→ REQUIRED ACTION
The records below are to be returned exactly as written, minus their pictures.

___ DATA RECORDS ___

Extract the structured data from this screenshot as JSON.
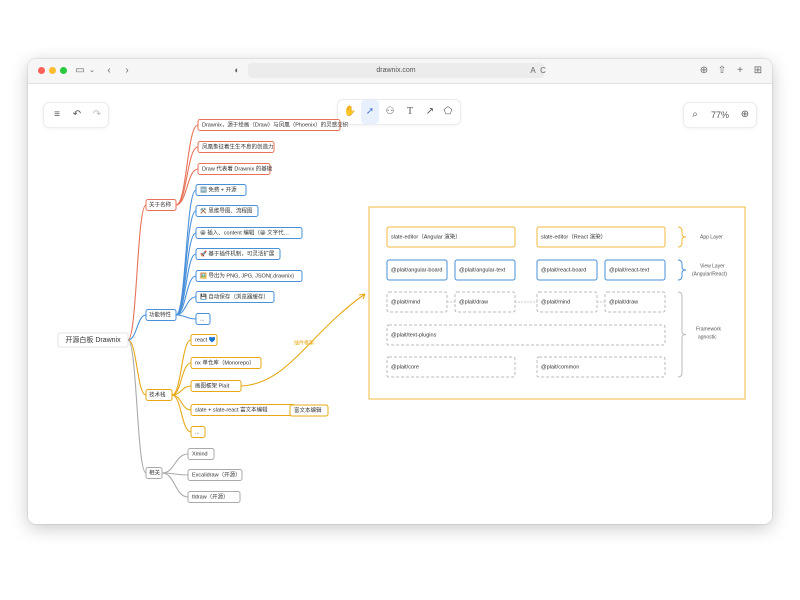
{
  "browser": {
    "url": "drawnix.com",
    "reader_label": "A",
    "refresh_label": "C"
  },
  "toolbar": {
    "zoom": "77%"
  },
  "mindmap": {
    "root": "开源白板 Drawnix",
    "branches": [
      {
        "label": "关于名称",
        "color": "#e8735a",
        "items": [
          "Drawnix，源于绘画（Draw）与凤凰（Phoenix）的灵感交织",
          "凤凰象征着生生不息的创造力",
          "Draw 代表着 Drawnix 的基础"
        ]
      },
      {
        "label": "功能特性",
        "color": "#4a90d9",
        "items": [
          "🆓 免费 + 开源",
          "⚒️ 思维导图、流程图",
          "😀 插入、content 编辑（😀 文字代…",
          "🚀 基于插件机制，可灵活扩展",
          "🖼️ 导出为 PNG, JPG, JSON(.drawnix)",
          "💾 自动保存（浏览器缓存）",
          "..."
        ]
      },
      {
        "label": "技术栈",
        "color": "#e6a817",
        "items": [
          "react 💙",
          "nx 单仓库（Monorepo）",
          "画图框架 Plait",
          "slate + slate-react 富文本编辑",
          "..."
        ],
        "sub_item": "富文本编辑",
        "link_label": "插件框架"
      },
      {
        "label": "相关",
        "color": "#aaaaaa",
        "items": [
          "Xmind",
          "Excalidraw（开源）",
          "tldraw（开源）"
        ]
      }
    ]
  },
  "architecture": {
    "app_layer": {
      "boxes": [
        "slate-editor（Angular 渲染）",
        "slate-editor（React 渲染）"
      ],
      "label": "App Layer"
    },
    "view_layer": {
      "boxes": [
        "@plait/angular-board",
        "@plait/angular-text",
        "@plait/react-board",
        "@plait/react-text"
      ],
      "label": "View Layer",
      "sublabel": "(Angular/React)"
    },
    "framework": {
      "row1": [
        "@plait/mind",
        "@plait/draw",
        "@plait/mind",
        "@plait/draw"
      ],
      "core": "@plait/text-plugins",
      "row3": [
        "@plait/core",
        "@plait/common"
      ],
      "label": "Framework",
      "sublabel": "agnostic"
    }
  },
  "colors": {
    "accent": "#4a7ad6",
    "orange": "#e8735a",
    "blue": "#4a90d9",
    "yellow": "#e6a817",
    "gray": "#aaaaaa",
    "arch_border": "#f0b840"
  },
  "icons": [
    "sidebar-icon",
    "chevron-down-icon",
    "back-icon",
    "forward-icon",
    "shield-icon",
    "translate-icon",
    "download-icon",
    "share-icon",
    "new-tab-icon",
    "tabs-icon",
    "menu-icon",
    "undo-icon",
    "redo-icon",
    "hand-icon",
    "pointer-icon",
    "mindmap-icon",
    "text-icon",
    "arrow-icon",
    "shape-icon",
    "zoom-out-icon",
    "zoom-in-icon"
  ]
}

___

→ ANSWER TO THIS PROBLEM
Extract the structured data from this screenshot as JSON.
{
  "browser": {
    "url": "drawnix.com",
    "reader_label": "A",
    "refresh_label": "C"
  },
  "toolbar": {
    "zoom": "77%"
  },
  "mindmap": {
    "root": "开源白板 Drawnix",
    "branches": [
      {
        "label": "关于名称",
        "color": "#e8735a",
        "items": [
          "Drawnix，源于绘画（Draw）与凤凰（Phoenix）的灵感交织",
          "凤凰象征着生生不息的创造力",
          "Draw 代表着 Drawnix 的基础"
        ]
      },
      {
        "label": "功能特性",
        "color": "#4a90d9",
        "items": [
          "🆓 免费 + 开源",
          "⚒️ 思维导图、流程图",
          "😀 插入、content 编辑（😀 文字代…",
          "🚀 基于插件机制，可灵活扩展",
          "🖼️ 导出为 PNG, JPG, JSON(.drawnix)",
          "💾 自动保存（浏览器缓存）",
          "..."
        ]
      },
      {
        "label": "技术栈",
        "color": "#e6a817",
        "items": [
          "react 💙",
          "nx 单仓库（Monorepo）",
          "画图框架 Plait",
          "slate + slate-react 富文本编辑",
          "..."
        ],
        "sub_item": "富文本编辑",
        "link_label": "插件框架"
      },
      {
        "label": "相关",
        "color": "#aaaaaa",
        "items": [
          "Xmind",
          "Excalidraw（开源）",
          "tldraw（开源）"
        ]
      }
    ]
  },
  "architecture": {
    "app_layer": {
      "boxes": [
        "slate-editor（Angular 渲染）",
        "slate-editor（React 渲染）"
      ],
      "label": "App Layer"
    },
    "view_layer": {
      "boxes": [
        "@plait/angular-board",
        "@plait/angular-text",
        "@plait/react-board",
        "@plait/react-text"
      ],
      "label": "View Layer",
      "sublabel": "(Angular/React)"
    },
    "framework": {
      "row1": [
        "@plait/mind",
        "@plait/draw",
        "@plait/mind",
        "@plait/draw"
      ],
      "core": "@plait/text-plugins",
      "row3": [
        "@plait/core",
        "@plait/common"
      ],
      "label": "Framework",
      "sublabel": "agnostic"
    }
  },
  "colors": {
    "accent": "#4a7ad6",
    "orange": "#e8735a",
    "blue": "#4a90d9",
    "yellow": "#e6a817",
    "gray": "#aaaaaa",
    "arch_border": "#f0b840"
  },
  "icons": [
    "sidebar-icon",
    "chevron-down-icon",
    "back-icon",
    "forward-icon",
    "shield-icon",
    "translate-icon",
    "download-icon",
    "share-icon",
    "new-tab-icon",
    "tabs-icon",
    "menu-icon",
    "undo-icon",
    "redo-icon",
    "hand-icon",
    "pointer-icon",
    "mindmap-icon",
    "text-icon",
    "arrow-icon",
    "shape-icon",
    "zoom-out-icon",
    "zoom-in-icon"
  ]
}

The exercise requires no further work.